» **Dataset excerpts**:

= Beginning of Section =

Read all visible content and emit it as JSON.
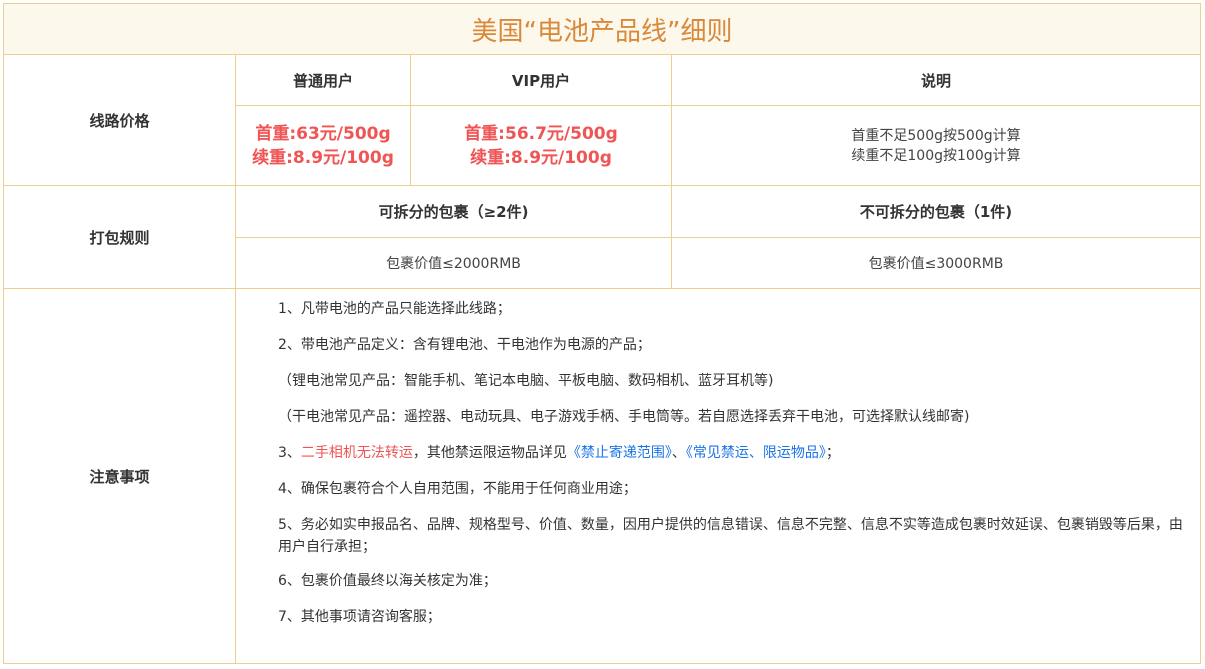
{
  "title": "美国“电池产品线”细则",
  "pricing": {
    "label": "线路价格",
    "headers": [
      "普通用户",
      "VIP用户",
      "说明"
    ],
    "regular": {
      "first": "首重:63元/500g",
      "extra": "续重:8.9元/100g"
    },
    "vip": {
      "first": "首重:56.7元/500g",
      "extra": "续重:8.9元/100g"
    },
    "explain": {
      "line1": "首重不足500g按500g计算",
      "line2": "续重不足100g按100g计算"
    }
  },
  "packing": {
    "label": "打包规则",
    "headers": [
      "可拆分的包裹（≥2件)",
      "不可拆分的包裹（1件)"
    ],
    "values": [
      "包裹价值≤2000RMB",
      "包裹价值≤3000RMB"
    ]
  },
  "notes": {
    "label": "注意事项",
    "item1": "1、凡带电池的产品只能选择此线路；",
    "item2": "2、带电池产品定义：含有锂电池、干电池作为电源的产品；",
    "item2a": "（锂电池常见产品：智能手机、笔记本电脑、平板电脑、数码相机、蓝牙耳机等)",
    "item2b": "（干电池常见产品：遥控器、电动玩具、电子游戏手柄、手电筒等。若自愿选择丢弃干电池，可选择默认线邮寄)",
    "item3_prefix": "3、",
    "item3_red": "二手相机无法转运",
    "item3_mid": "，其他禁运限运物品详见",
    "item3_link1": "《禁止寄递范围》",
    "item3_sep": "、",
    "item3_link2": "《常见禁运、限运物品》",
    "item3_end": "；",
    "item4": "4、确保包裹符合个人自用范围，不能用于任何商业用途；",
    "item5": "5、务必如实申报品名、品牌、规格型号、价值、数量，因用户提供的信息错误、信息不完整、信息不实等造成包裹时效延误、包裹销毁等后果，由用户自行承担；",
    "item6": "6、包裹价值最终以海关核定为准；",
    "item7": "7、其他事项请咨询客服；"
  },
  "colors": {
    "border": "#f0cf8e",
    "title_bg": "#fdf8ec",
    "title_text": "#d9893a",
    "price": "#f05454",
    "link": "#1a73e8"
  }
}
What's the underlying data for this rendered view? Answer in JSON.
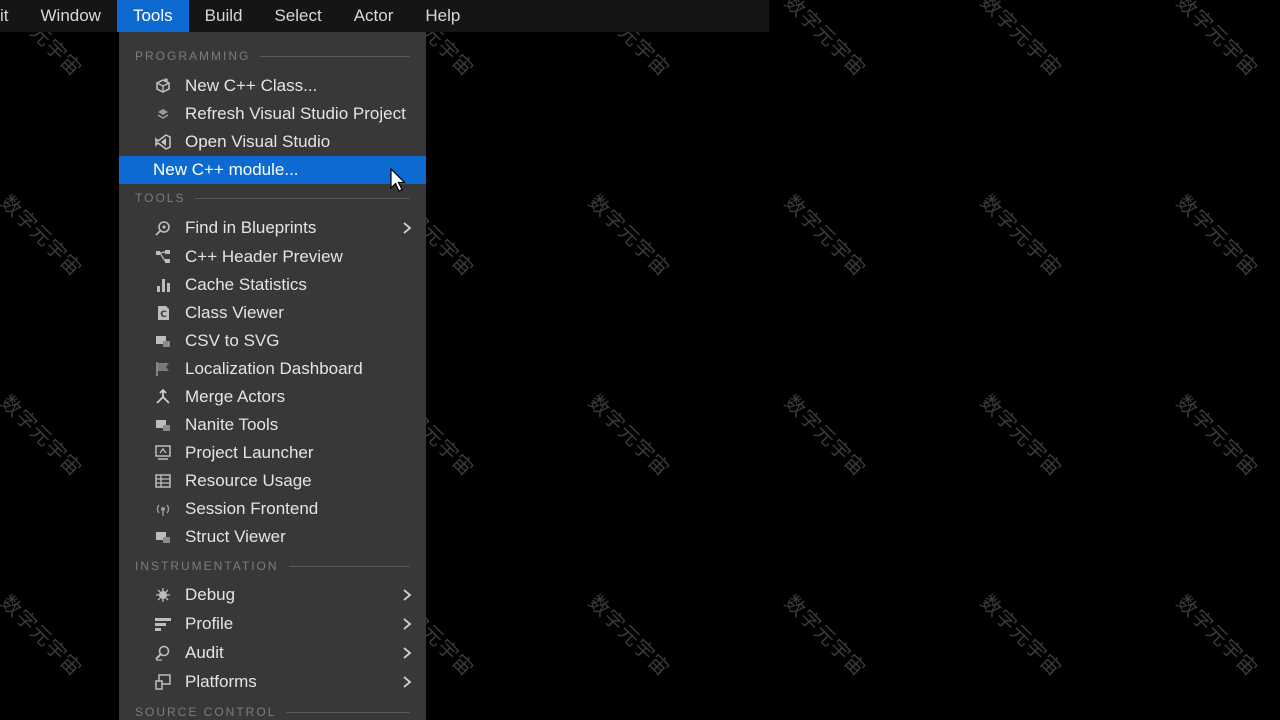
{
  "menubar": {
    "items": [
      {
        "label": "it"
      },
      {
        "label": "Window"
      },
      {
        "label": "Tools"
      },
      {
        "label": "Build"
      },
      {
        "label": "Select"
      },
      {
        "label": "Actor"
      },
      {
        "label": "Help"
      }
    ],
    "active": "Tools"
  },
  "dropdown": {
    "sections": [
      {
        "label": "PROGRAMMING"
      },
      {
        "label": "TOOLS"
      },
      {
        "label": "INSTRUMENTATION"
      },
      {
        "label": "SOURCE CONTROL"
      }
    ],
    "programming_items": [
      {
        "label": "New C++ Class...",
        "icon": "cube-add-icon"
      },
      {
        "label": "Refresh Visual Studio Project",
        "icon": "refresh-icon"
      },
      {
        "label": "Open Visual Studio",
        "icon": "visual-studio-icon"
      },
      {
        "label": "New C++ module...",
        "icon": "",
        "highlighted": true
      }
    ],
    "tools_items": [
      {
        "label": "Find in Blueprints",
        "icon": "search-icon",
        "submenu": true
      },
      {
        "label": "C++ Header Preview",
        "icon": "header-preview-icon"
      },
      {
        "label": "Cache Statistics",
        "icon": "bar-chart-icon"
      },
      {
        "label": "Class Viewer",
        "icon": "class-icon"
      },
      {
        "label": "CSV to SVG",
        "icon": "document-icon"
      },
      {
        "label": "Localization Dashboard",
        "icon": "flag-icon"
      },
      {
        "label": "Merge Actors",
        "icon": "merge-icon"
      },
      {
        "label": "Nanite Tools",
        "icon": "nanite-icon"
      },
      {
        "label": "Project Launcher",
        "icon": "launcher-icon"
      },
      {
        "label": "Resource Usage",
        "icon": "table-icon"
      },
      {
        "label": "Session Frontend",
        "icon": "session-icon"
      },
      {
        "label": "Struct Viewer",
        "icon": "struct-icon"
      }
    ],
    "instrumentation_items": [
      {
        "label": "Debug",
        "icon": "bug-icon",
        "submenu": true
      },
      {
        "label": "Profile",
        "icon": "profile-icon",
        "submenu": true
      },
      {
        "label": "Audit",
        "icon": "audit-icon",
        "submenu": true
      },
      {
        "label": "Platforms",
        "icon": "platforms-icon",
        "submenu": true
      }
    ]
  },
  "watermark": {
    "text": "数字元宇宙"
  },
  "colors": {
    "accent": "#0d6ad0",
    "menu_bg": "#383838",
    "menubar_bg": "#151515",
    "background": "#000000"
  }
}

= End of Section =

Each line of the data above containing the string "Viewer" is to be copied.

» **Problem solution**:
        "label": "Class Viewer",
        "label": "Struct Viewer",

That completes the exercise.